Search RHCG Website
Select your language

I'm worried about my child - in an Emergency

exp date isn't null, but text field is

Alert Bell

If your child is unwell and you're worried, it's always best to seek medical attention sooner, rather than later. Do not wait to see if their condition gets worse. If your child is sick or hurt, you need to know the right place to go.

For more information about the team and development & review processes behind our health advice click here.

In an Emergency

The phone number to call in an emergency is 999.

For serious injury or health concerns call 999 or go to Royal Hospital for Children (RHC) Paediatric Emergency Department.

 

Keep the Emergency Department for emergencies only. Other services are available.

If you are unsure which service would be right for your child then the phone number to call for advice is NHS 111. Dial 111 from a mobile or landline - all calls are free of charge and you can call at any time day or night.
Where is the Paediatric Emergency Department?
What to expect when you attend our Paediatric Emergency Department

As an Emergency Department, we see the most severely ill and injured children first in a process called 'triage'.  This means that children are not necessarily seen in order of arrival.

We try to see patients as quickly as possible, but the waiting time to see a doctor or specialist nurse practitioner is very dependent on the clinical activity of the department.  This can vary hugely depending on the volume of patients and the severity of the illness / injury of those who are accessing the department at any given time.

Children who are waiting are monitored by nursing staff. After the initial assessment and treatment, patients may be admitted to the hospital or discharged home

Where else can I get help?

Your own GP practice, or when they are closed Out of Hours services, may be able to help you. 

Not all injuries require the services of our Emergency Department. For minor injuries you may be seen more quickly if you attend a Minor Injuries Unit. See below for details of where to go, depending on the age of your child and where you live.

Your own GP practice:

If your child is unwell or has a non-urgent health concern, phone your local doctor (GP).  Most GP surgeries are open Monday-Friday 8am-6pm. You do not need to have a negative coronavirus test to call your GP, but if you are worried that your child is unwell with coronavirus symptoms dial NHS 111. For more information on COVID-19 click here.

 

Out of Hours (OOH)

The 111 service provides urgent health advice out of hours, when your GP practice or dentist is closed.

It's sometimes referred to as 'unscheduled care services'. This means that the service is there for you, in the out of hours period when other sources of support such as your doctor or dentist are closed.

Minor injuries: Under 1 year olds

Go to the Royal Hospital for Children, Glasgow, Emergency Department

 

Minor injuries: 1 to 5-year-olds

 

Minor injury units (MIUs): 5 to 15-year-olds

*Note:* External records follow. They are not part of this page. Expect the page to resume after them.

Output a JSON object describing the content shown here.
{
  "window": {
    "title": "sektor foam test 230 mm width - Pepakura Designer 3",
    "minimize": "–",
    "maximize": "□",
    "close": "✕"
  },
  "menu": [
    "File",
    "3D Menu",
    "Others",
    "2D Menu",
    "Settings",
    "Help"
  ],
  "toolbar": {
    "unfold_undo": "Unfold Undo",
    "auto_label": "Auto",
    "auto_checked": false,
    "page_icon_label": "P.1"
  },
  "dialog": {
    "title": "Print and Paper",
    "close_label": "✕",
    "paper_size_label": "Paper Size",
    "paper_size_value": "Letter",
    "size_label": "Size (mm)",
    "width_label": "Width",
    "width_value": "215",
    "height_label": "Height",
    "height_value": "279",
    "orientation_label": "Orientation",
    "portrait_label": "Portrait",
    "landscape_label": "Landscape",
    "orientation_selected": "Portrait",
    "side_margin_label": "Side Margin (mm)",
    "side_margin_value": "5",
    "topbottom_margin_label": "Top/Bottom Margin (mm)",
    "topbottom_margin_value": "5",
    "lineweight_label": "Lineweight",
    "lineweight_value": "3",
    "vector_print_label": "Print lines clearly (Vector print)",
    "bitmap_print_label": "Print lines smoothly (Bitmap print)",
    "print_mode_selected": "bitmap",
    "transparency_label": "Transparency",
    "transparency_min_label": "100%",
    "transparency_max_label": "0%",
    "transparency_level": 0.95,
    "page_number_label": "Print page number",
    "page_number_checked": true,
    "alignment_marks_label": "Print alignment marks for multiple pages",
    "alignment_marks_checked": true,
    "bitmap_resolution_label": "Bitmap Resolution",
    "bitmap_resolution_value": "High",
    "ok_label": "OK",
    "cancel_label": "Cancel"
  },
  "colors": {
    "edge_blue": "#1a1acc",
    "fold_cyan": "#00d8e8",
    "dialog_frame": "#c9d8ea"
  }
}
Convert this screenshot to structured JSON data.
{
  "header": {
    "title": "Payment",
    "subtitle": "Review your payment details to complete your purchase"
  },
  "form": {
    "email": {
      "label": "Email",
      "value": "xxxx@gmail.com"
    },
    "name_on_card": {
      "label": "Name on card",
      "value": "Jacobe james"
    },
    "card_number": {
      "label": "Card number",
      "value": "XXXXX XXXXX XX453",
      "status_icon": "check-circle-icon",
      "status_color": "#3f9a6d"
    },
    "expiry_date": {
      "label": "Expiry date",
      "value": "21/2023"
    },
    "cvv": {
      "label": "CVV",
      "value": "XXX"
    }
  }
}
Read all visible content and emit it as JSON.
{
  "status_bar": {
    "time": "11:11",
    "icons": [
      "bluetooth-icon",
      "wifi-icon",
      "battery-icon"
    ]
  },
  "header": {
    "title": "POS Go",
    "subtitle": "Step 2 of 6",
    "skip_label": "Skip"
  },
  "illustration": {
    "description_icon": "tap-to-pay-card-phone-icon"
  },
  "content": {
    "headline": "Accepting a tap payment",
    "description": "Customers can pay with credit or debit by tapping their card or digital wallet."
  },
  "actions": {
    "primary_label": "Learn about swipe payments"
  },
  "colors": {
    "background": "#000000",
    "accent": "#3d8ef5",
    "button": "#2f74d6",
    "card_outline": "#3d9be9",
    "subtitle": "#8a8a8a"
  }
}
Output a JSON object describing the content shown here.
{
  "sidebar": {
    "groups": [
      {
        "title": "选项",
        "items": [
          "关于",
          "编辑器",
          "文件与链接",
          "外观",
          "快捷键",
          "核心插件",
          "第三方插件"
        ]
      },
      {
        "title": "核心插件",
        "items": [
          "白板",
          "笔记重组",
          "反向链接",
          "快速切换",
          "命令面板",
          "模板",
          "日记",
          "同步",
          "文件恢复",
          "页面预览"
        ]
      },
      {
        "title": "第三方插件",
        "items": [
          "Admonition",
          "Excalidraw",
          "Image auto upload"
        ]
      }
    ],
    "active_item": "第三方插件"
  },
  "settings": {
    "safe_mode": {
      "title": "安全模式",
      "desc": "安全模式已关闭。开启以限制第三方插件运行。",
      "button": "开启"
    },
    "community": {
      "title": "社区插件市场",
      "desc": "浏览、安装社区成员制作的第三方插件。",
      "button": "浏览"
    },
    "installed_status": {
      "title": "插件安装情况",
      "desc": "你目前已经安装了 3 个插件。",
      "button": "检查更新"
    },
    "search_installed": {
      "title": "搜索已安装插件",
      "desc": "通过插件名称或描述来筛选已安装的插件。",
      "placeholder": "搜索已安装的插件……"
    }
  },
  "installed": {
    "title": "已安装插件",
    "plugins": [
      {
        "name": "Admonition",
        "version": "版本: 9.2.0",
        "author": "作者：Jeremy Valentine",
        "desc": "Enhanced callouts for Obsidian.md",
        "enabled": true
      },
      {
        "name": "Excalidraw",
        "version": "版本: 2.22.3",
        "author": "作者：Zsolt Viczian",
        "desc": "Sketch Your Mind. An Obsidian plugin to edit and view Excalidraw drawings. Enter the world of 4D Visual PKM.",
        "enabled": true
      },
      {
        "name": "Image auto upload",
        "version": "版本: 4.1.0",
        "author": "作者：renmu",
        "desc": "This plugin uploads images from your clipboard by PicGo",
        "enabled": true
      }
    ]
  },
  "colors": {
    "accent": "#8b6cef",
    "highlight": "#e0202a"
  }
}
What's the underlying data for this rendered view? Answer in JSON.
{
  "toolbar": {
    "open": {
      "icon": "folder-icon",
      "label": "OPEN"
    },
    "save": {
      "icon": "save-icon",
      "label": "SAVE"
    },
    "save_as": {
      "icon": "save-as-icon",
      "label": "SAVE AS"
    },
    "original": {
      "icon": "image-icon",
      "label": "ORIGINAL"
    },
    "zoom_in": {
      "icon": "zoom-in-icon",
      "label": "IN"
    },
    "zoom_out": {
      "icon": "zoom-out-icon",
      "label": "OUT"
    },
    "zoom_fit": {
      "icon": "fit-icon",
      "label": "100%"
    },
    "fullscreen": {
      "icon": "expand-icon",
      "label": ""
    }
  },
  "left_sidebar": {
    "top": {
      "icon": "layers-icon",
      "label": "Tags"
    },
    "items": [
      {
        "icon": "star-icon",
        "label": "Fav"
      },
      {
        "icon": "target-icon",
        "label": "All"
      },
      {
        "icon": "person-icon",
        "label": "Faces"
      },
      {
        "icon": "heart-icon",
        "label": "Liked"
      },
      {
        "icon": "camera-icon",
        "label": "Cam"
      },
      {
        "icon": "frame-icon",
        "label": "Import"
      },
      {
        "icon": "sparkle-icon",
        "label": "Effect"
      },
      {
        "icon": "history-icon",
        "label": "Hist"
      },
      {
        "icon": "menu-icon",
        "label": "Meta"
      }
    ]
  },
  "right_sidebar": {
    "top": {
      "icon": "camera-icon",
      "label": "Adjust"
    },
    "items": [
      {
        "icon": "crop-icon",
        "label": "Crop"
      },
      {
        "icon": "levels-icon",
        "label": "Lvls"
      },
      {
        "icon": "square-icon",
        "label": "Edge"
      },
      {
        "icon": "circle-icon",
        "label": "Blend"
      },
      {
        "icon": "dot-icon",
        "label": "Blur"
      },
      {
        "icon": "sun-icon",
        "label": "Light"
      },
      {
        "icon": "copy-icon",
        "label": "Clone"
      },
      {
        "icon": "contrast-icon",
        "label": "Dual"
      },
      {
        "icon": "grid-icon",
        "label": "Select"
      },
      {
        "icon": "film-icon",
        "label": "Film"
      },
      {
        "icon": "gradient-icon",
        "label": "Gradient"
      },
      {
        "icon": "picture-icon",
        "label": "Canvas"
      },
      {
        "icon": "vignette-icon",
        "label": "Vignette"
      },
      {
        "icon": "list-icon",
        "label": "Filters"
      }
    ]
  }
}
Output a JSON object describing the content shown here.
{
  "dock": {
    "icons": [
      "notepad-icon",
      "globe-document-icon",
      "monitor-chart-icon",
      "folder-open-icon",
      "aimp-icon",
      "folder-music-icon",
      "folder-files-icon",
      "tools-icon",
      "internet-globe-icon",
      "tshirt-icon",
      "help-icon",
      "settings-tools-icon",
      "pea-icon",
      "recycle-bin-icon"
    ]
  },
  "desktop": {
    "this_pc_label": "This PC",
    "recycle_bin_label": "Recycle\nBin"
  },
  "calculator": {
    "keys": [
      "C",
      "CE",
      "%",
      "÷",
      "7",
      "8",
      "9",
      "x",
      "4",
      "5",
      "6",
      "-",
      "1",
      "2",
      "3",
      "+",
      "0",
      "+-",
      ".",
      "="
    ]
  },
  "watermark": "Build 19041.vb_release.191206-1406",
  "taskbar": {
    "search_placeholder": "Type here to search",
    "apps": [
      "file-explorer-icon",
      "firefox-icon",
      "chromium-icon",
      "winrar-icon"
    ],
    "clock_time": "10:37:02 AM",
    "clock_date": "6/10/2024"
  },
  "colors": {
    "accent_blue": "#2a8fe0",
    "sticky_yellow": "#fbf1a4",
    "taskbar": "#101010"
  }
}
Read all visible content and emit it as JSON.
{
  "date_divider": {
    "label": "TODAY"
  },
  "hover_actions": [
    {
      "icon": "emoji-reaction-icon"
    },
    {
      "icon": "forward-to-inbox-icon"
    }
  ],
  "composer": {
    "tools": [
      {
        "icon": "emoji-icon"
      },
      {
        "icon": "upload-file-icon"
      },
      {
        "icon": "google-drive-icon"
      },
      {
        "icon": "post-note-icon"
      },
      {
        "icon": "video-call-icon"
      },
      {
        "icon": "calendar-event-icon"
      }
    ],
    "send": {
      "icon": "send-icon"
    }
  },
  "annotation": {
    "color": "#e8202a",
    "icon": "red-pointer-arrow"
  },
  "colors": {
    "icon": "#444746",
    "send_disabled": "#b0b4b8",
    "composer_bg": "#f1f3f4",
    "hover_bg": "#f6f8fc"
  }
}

  • If you live in Greater Glasgow area go to your nearest Minor Injury Unit. These are at New Stobhill Hospital, and New Victoria Hospital. These units open between 9.00am and 9.00pm every day of the year. For this age group you are likely to get the fastest expert treatment for these injuries here. You will not have to wait for people with serious injuries and conditions to be treated first.
  • If you live in the Clyde Area go to the nearest Minor Injury Unit . Minor Injury Units are located within the Emergency Departments of Royal Alexandra Hospital in Paisley and Inverclyde Royal Hospital in Greenock. These units are open between 9.00am and 9.00pm every day of the year. There is also a dedicated Minor Injury Unit at the Vale of Leven Hospital in Alexandria. This unit is open 8.00am - 9.00pm, 7 days a week, every day of the year.
Editorial Information

Last reviewed: 12 January 2021

Next review: 12 January 2022

Reviewer Name(s): Dr Morag Wilson; Dr Geetika Kumar